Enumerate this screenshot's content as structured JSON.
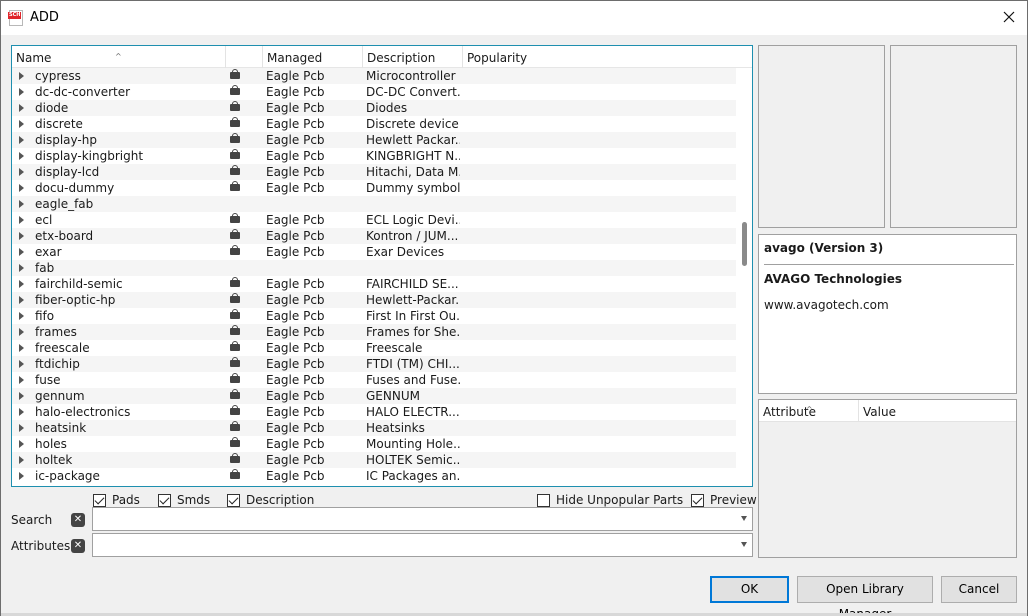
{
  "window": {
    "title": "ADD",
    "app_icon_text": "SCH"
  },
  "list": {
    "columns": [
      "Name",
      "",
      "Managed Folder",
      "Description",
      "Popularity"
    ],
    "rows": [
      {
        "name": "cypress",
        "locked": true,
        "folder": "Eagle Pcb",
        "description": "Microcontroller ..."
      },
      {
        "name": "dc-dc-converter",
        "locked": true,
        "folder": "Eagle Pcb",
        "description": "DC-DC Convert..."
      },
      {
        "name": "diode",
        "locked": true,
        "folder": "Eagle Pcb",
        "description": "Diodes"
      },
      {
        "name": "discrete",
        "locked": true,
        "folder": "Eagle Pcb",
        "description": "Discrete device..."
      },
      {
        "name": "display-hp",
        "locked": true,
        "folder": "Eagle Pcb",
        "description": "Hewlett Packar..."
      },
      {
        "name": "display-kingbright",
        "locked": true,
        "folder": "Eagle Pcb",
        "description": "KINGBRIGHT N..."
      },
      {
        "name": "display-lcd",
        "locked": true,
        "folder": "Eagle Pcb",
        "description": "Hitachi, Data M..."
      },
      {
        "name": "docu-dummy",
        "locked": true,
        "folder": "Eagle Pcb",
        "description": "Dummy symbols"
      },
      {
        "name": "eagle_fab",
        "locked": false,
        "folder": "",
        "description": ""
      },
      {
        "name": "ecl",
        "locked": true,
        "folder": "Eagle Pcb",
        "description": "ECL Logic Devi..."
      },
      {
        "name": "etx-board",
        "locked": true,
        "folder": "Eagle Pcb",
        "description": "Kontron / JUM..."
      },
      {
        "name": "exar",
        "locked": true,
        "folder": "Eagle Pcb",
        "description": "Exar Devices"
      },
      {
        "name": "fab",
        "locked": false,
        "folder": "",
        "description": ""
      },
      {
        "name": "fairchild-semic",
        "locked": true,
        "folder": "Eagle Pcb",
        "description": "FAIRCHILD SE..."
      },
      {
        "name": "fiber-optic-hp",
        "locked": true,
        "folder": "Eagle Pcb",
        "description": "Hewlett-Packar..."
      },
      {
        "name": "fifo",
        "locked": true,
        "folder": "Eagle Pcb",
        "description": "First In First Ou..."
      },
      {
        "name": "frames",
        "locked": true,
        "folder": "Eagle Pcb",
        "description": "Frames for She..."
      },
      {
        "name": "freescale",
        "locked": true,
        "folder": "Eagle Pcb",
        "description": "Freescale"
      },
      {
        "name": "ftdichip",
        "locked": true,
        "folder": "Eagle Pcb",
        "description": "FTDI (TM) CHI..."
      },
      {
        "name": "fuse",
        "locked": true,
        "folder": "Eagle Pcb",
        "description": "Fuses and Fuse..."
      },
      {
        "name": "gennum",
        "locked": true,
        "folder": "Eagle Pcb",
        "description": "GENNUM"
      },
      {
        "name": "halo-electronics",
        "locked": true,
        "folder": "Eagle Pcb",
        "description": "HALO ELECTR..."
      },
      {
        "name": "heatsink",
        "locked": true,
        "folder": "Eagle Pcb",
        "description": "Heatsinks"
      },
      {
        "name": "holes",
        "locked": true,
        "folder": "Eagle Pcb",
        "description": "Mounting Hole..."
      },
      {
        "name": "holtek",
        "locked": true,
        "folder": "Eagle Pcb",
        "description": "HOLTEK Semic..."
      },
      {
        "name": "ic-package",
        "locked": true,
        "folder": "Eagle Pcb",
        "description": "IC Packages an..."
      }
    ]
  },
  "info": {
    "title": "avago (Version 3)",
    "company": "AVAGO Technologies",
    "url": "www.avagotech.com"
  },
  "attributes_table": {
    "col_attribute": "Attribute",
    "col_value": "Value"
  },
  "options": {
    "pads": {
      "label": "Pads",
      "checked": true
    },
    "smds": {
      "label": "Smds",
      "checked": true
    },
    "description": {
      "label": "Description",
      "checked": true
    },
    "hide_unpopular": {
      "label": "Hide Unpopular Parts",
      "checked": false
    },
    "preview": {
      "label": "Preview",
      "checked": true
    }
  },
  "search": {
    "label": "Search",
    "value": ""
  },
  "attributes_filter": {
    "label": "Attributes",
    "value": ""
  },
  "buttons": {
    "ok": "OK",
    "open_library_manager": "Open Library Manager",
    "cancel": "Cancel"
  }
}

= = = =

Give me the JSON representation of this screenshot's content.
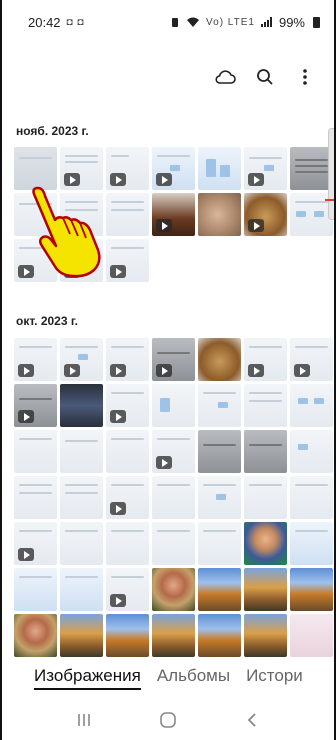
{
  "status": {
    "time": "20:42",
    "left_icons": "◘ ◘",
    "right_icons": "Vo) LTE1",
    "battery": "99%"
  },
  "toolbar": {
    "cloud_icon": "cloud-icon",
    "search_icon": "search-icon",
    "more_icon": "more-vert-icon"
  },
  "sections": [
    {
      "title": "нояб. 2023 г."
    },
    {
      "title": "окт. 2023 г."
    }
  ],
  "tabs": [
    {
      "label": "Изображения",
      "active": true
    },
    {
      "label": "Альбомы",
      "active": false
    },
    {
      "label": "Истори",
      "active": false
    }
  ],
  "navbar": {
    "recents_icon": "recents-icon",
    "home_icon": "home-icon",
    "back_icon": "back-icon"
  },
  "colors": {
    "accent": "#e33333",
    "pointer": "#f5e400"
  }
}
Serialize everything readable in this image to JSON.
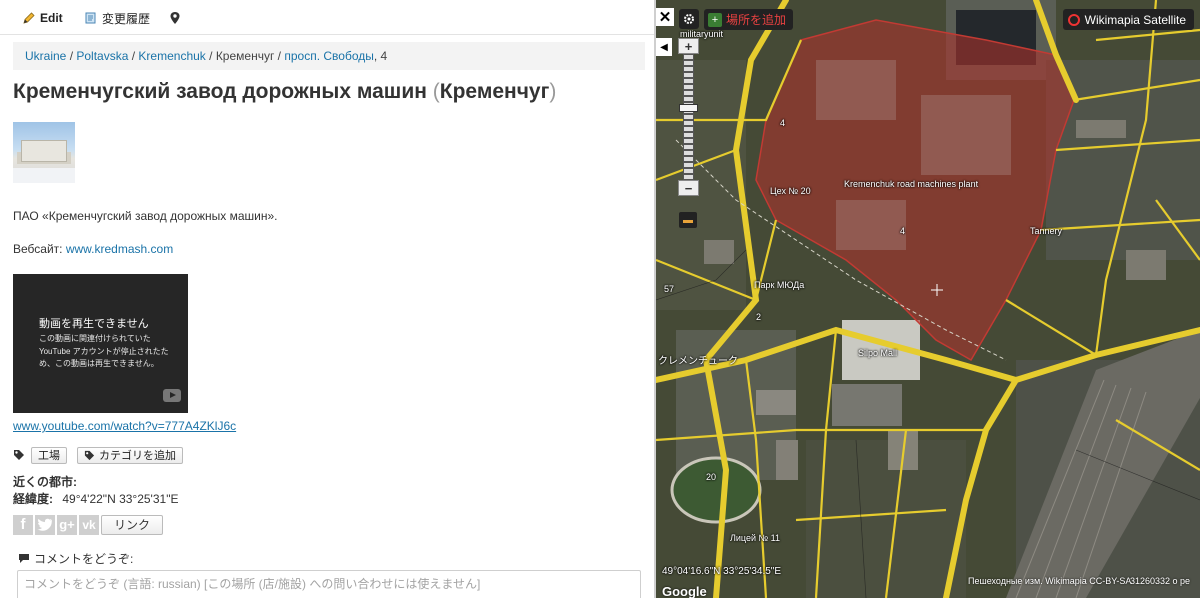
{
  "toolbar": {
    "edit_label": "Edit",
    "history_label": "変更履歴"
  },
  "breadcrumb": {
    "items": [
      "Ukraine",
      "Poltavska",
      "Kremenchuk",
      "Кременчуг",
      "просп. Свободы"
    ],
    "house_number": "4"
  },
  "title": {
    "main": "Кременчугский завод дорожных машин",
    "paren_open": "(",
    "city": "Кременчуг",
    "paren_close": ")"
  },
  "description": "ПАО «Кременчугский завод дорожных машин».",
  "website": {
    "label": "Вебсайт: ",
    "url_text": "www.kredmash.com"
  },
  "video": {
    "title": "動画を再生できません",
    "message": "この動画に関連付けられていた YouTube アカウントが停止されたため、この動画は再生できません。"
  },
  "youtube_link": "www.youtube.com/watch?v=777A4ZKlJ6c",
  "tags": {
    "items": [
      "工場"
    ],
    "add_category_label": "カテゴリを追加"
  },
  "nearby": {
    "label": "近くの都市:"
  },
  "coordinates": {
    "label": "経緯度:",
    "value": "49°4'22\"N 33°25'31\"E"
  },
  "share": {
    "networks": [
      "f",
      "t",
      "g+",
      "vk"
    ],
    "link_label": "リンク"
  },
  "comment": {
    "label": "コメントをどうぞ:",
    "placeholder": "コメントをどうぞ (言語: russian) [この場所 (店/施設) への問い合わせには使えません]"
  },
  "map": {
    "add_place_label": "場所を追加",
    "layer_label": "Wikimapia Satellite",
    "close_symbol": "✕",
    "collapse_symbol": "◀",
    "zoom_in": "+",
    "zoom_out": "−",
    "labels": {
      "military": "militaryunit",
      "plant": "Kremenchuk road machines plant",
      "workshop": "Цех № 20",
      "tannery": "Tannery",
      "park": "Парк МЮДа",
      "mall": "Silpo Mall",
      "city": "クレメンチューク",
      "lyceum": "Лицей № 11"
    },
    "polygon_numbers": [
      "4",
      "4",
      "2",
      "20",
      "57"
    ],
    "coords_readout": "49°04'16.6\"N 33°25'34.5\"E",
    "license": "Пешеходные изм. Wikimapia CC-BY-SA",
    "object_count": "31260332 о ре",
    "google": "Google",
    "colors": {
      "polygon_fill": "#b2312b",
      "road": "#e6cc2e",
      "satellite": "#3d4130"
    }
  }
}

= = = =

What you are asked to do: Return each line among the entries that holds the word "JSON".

Solution to this problem:
Enumerate this screenshot's content as structured JSON.
Give me the JSON representation of this screenshot's content.
Serialize everything readable in this image to JSON.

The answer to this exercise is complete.